“There’s this very transformational aspect of these projects that we’re good at and we enjoy,” he said. “Our long, positive relationship with HACC has allowed us to do that type of work to the benefit of everyone involved.”

Thoughtful attention to detail

Murphy & Dittenhafer’s latest project at HACC might seem somewhat less glamorous — the firm is updating the bathrooms in the Leader Building.

But it doesn’t make it any less important to the firm. From hands-free dryers to a hook placed in just the right spot to hang a backpack, Murphy & Dittenhafer Architects is approaching a restroom redesign with the same thoughtful focus and attention to detail as with past projects.

“We don’t think of it as just replacing plumbing fixtures,” Dittenhafer said. “We think of it as making someone’s day a little easier – in making lives better.”

With each completed project, Murphy & Dittenhafer Architects is improving the community and pushing forward the college’s fundamental goal, Brickner said. They’re creating a place where students can prepare for future success.

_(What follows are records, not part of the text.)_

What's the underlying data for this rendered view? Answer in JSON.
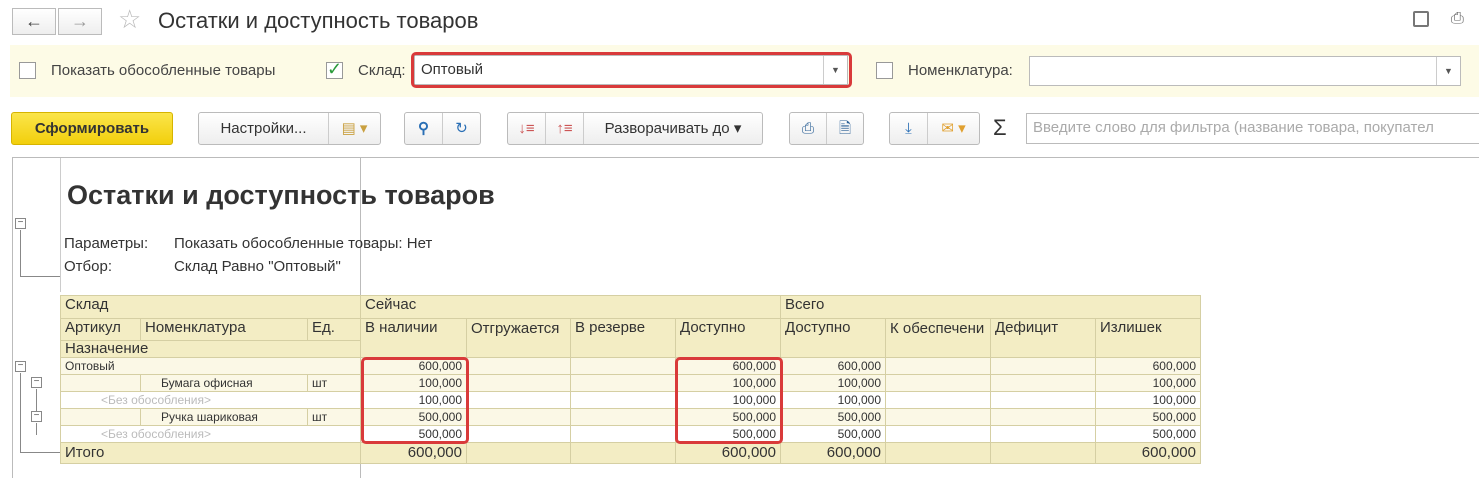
{
  "header": {
    "title": "Остатки и доступность товаров",
    "back": "←",
    "forward": "→"
  },
  "filters": {
    "show_isolated_label": "Показать обособленные товары",
    "warehouse_label": "Склад:",
    "warehouse_value": "Оптовый",
    "nomenclature_label": "Номенклатура:",
    "nomenclature_value": ""
  },
  "toolbar": {
    "generate": "Сформировать",
    "settings": "Настройки...",
    "expand_to": "Разворачивать до",
    "filter_placeholder": "Введите слово для фильтра (название товара, покупател"
  },
  "report": {
    "title": "Остатки и доступность товаров",
    "params_label": "Параметры:",
    "params_value": "Показать обособленные товары: Нет",
    "filter_label": "Отбор:",
    "filter_value": "Склад Равно \"Оптовый\"",
    "headers": {
      "sklad": "Склад",
      "now": "Сейчас",
      "total": "Всего",
      "artikul": "Артикул",
      "nomenklatura": "Номенклатура",
      "ed": "Ед.",
      "in_stock": "В наличии",
      "shipping": "Отгружается",
      "reserved": "В резерве",
      "available": "Доступно",
      "total_available": "Доступно",
      "to_provide": "К обеспечени",
      "deficit": "Дефицит",
      "surplus": "Излишек",
      "purpose": "Назначение"
    },
    "rows": [
      {
        "name": "Оптовый",
        "unit": "",
        "in_stock": "600,000",
        "available": "600,000",
        "total_available": "600,000",
        "surplus": "600,000"
      },
      {
        "name": "Бумага офисная",
        "unit": "шт",
        "in_stock": "100,000",
        "available": "100,000",
        "total_available": "100,000",
        "surplus": "100,000"
      },
      {
        "name": "<Без обособления>",
        "unit": "",
        "in_stock": "100,000",
        "available": "100,000",
        "total_available": "100,000",
        "surplus": "100,000"
      },
      {
        "name": "Ручка шариковая",
        "unit": "шт",
        "in_stock": "500,000",
        "available": "500,000",
        "total_available": "500,000",
        "surplus": "500,000"
      },
      {
        "name": "<Без обособления>",
        "unit": "",
        "in_stock": "500,000",
        "available": "500,000",
        "total_available": "500,000",
        "surplus": "500,000"
      }
    ],
    "total": {
      "label": "Итого",
      "in_stock": "600,000",
      "available": "600,000",
      "total_available": "600,000",
      "surplus": "600,000"
    }
  }
}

“Murphy & Dittenhafer is helping to transform the lives of students. It’s that simple,” she said. “They’re breathing life into the college’s mission.”